▸ **BRIEF**: Which lines of the entries hold the string "icon"? Copy each one.

┄┄┄┄┄┄┄┄┄┄┄┄┄┄┄┄┄┄┄┄

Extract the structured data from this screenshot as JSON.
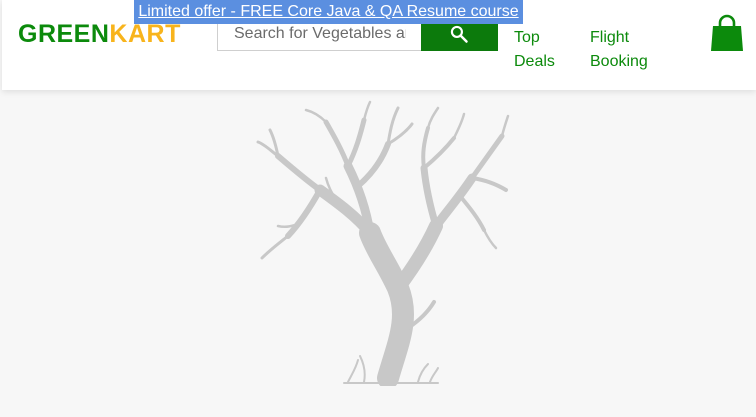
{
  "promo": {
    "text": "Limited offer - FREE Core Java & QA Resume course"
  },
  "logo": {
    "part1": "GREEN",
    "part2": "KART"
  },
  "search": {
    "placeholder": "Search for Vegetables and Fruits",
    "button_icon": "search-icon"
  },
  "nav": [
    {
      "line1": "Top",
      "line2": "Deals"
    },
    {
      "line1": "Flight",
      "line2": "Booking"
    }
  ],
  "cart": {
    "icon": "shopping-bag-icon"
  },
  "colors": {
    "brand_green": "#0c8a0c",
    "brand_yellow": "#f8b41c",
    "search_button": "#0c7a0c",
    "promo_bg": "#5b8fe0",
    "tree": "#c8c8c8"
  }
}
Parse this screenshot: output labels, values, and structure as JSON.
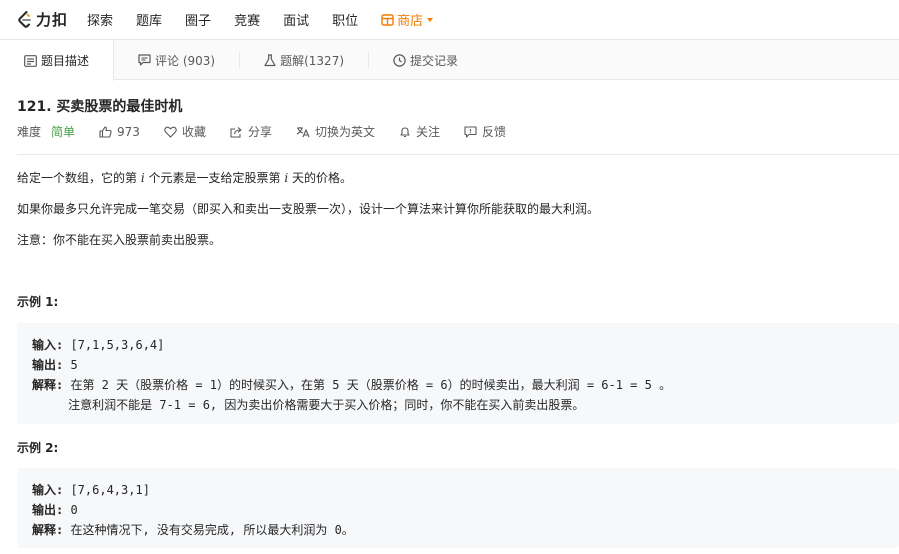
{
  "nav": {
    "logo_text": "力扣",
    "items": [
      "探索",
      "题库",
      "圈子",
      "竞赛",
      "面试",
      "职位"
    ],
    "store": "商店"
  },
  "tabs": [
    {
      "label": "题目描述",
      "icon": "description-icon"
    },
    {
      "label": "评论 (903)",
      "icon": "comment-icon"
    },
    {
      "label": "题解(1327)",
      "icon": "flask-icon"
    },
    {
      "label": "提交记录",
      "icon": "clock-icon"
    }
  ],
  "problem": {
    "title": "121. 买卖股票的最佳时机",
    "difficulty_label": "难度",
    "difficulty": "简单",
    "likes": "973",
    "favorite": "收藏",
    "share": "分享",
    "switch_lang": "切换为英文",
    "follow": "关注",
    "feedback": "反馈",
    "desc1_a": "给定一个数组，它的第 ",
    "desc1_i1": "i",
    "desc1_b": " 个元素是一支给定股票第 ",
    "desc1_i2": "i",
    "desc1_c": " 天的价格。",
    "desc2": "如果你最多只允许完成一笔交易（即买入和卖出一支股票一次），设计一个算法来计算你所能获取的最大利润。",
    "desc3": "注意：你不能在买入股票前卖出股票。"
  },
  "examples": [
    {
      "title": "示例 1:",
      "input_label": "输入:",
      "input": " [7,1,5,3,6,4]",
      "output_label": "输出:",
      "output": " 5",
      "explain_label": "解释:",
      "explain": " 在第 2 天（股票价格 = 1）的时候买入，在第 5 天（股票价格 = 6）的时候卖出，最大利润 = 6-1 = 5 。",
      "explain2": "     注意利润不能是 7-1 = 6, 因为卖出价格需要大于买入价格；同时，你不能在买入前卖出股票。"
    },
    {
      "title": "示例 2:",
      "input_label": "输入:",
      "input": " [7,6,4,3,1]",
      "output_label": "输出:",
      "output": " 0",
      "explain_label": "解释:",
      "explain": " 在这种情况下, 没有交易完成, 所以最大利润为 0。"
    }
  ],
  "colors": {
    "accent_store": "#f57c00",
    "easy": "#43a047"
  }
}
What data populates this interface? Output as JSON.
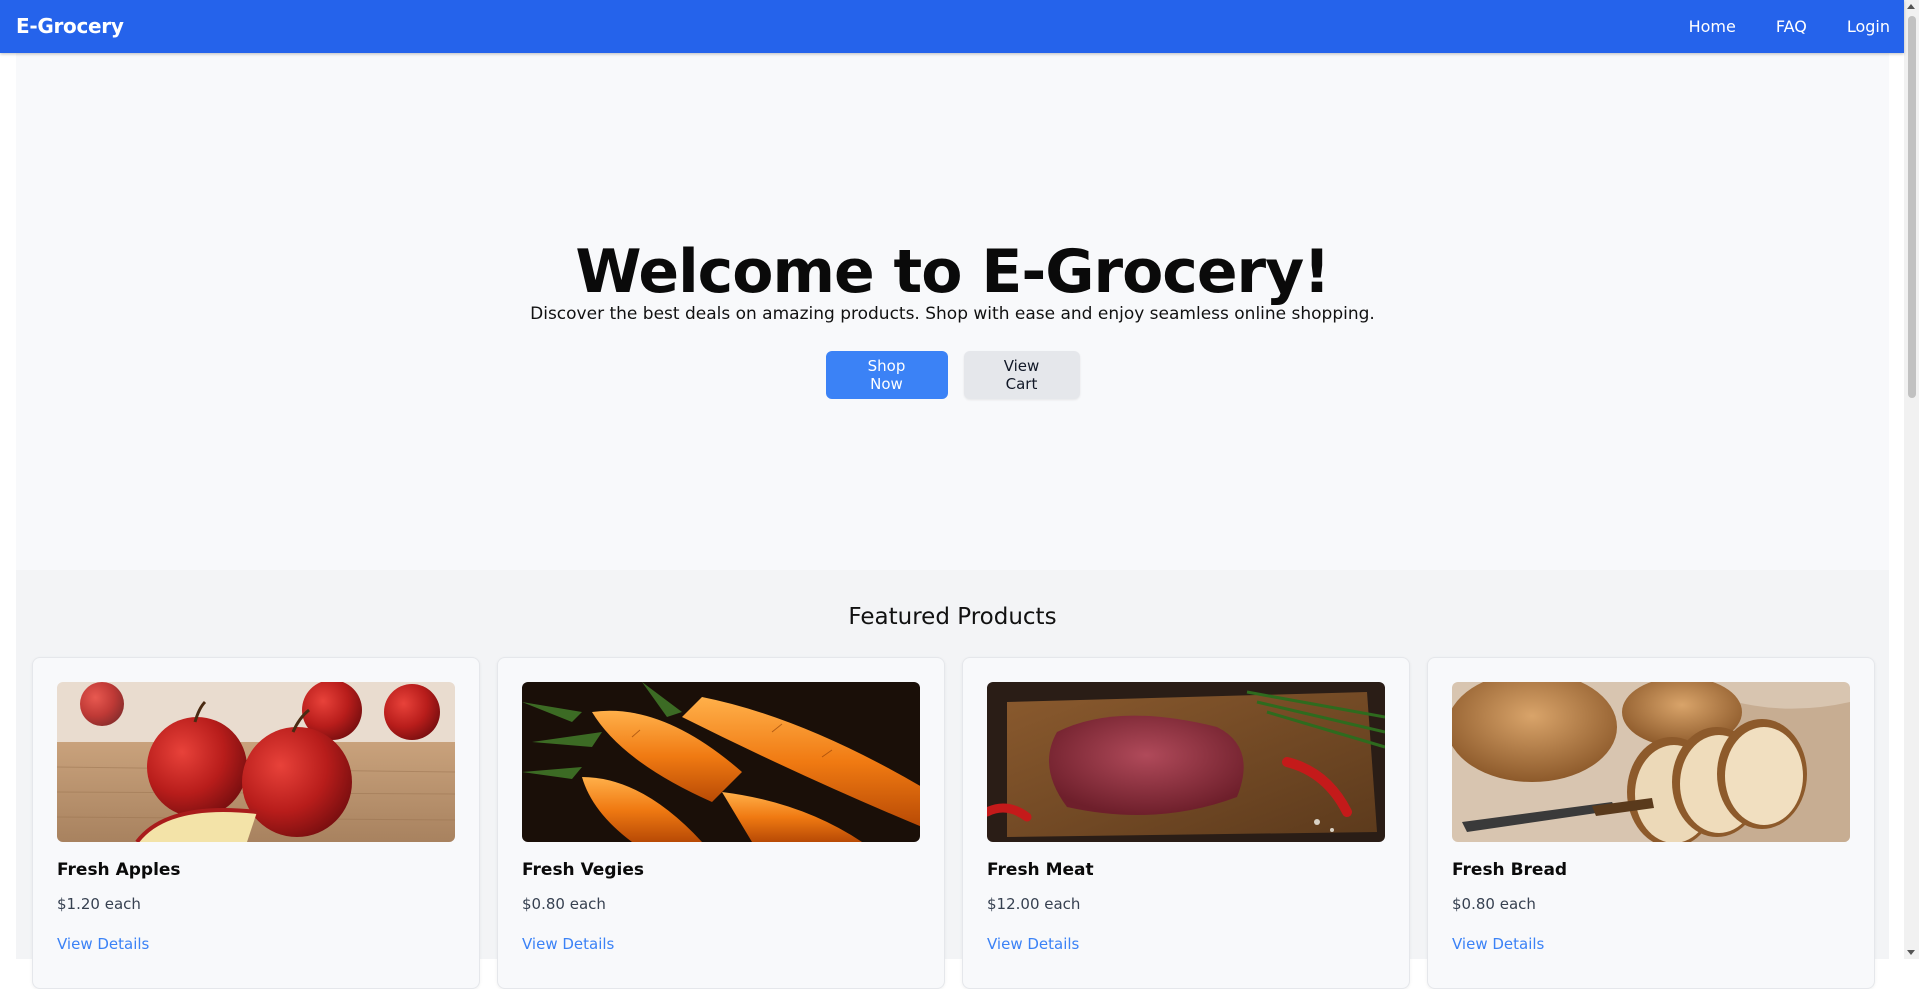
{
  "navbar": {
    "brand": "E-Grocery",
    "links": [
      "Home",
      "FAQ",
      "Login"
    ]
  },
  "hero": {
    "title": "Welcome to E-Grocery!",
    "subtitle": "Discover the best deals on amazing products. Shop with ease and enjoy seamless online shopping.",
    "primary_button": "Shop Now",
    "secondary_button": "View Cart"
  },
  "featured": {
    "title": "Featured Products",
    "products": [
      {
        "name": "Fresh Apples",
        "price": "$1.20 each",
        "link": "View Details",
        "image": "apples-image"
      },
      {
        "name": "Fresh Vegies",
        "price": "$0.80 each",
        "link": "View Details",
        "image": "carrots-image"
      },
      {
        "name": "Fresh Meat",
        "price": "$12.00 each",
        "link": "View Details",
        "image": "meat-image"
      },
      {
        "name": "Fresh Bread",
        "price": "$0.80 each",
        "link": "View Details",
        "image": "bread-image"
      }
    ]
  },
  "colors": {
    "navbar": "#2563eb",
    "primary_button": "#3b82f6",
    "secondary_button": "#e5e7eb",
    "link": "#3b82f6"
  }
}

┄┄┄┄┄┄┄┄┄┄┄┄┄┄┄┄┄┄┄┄

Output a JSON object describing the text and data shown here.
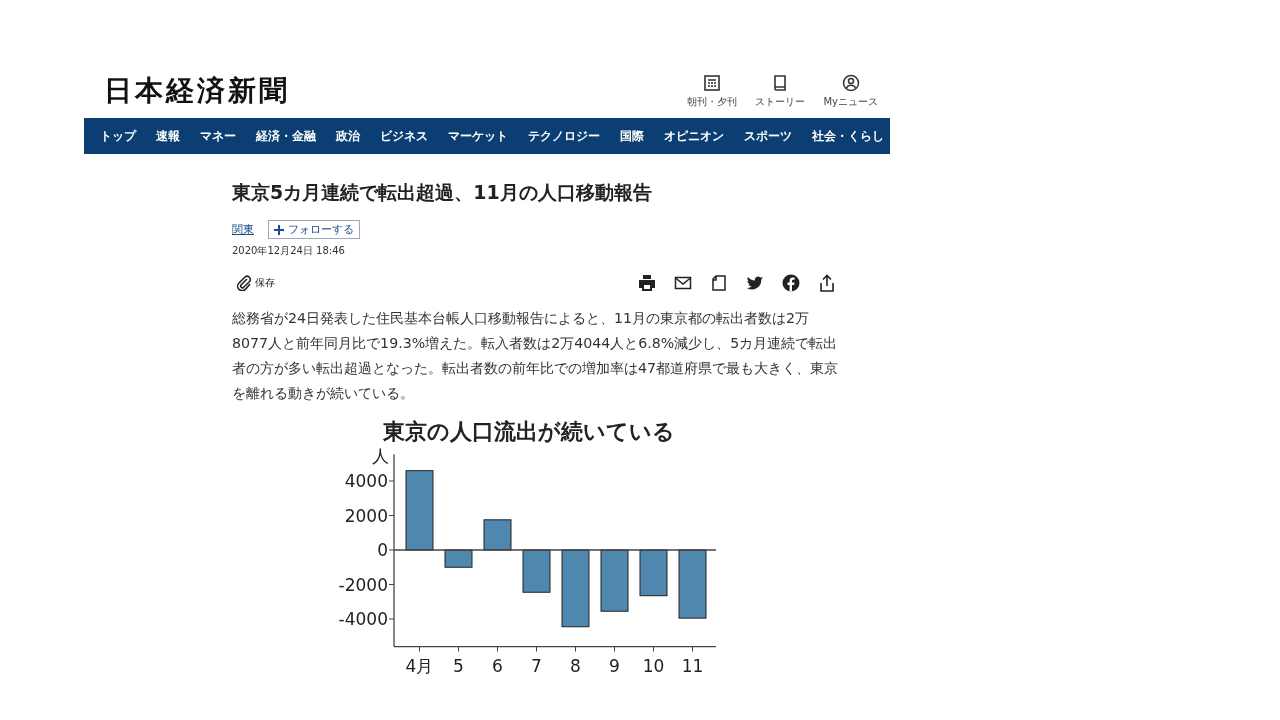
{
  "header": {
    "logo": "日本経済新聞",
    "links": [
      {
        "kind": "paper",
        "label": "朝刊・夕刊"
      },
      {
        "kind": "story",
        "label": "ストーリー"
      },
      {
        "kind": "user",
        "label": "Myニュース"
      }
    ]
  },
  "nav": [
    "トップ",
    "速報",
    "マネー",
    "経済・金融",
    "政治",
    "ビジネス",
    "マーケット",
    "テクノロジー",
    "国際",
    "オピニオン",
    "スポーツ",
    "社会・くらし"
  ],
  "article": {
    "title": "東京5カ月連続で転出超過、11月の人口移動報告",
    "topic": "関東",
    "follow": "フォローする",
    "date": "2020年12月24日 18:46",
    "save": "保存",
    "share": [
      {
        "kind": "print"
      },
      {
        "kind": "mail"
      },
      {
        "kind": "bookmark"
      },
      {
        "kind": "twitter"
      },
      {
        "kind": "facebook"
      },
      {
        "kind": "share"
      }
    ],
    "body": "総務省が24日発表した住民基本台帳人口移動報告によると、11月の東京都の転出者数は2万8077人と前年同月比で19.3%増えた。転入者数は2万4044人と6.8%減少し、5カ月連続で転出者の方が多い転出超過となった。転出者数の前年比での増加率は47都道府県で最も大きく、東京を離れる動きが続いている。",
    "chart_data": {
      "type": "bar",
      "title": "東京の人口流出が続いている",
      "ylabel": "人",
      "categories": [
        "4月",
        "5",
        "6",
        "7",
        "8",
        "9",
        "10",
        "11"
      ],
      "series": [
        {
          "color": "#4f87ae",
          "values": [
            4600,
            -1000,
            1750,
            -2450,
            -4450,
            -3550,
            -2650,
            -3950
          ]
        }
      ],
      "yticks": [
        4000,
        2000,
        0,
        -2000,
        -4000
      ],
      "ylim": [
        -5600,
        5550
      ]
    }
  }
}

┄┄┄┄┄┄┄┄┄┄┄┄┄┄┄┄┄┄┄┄

▸ **TASK RESULT**:
    "button_icon": "search-icon"
    "icon": "shopping-bag-icon"
      "icon": "description-icon"
      "icon": "comment-icon"
      "icon": "flask-icon"
      "icon": "clock-icon"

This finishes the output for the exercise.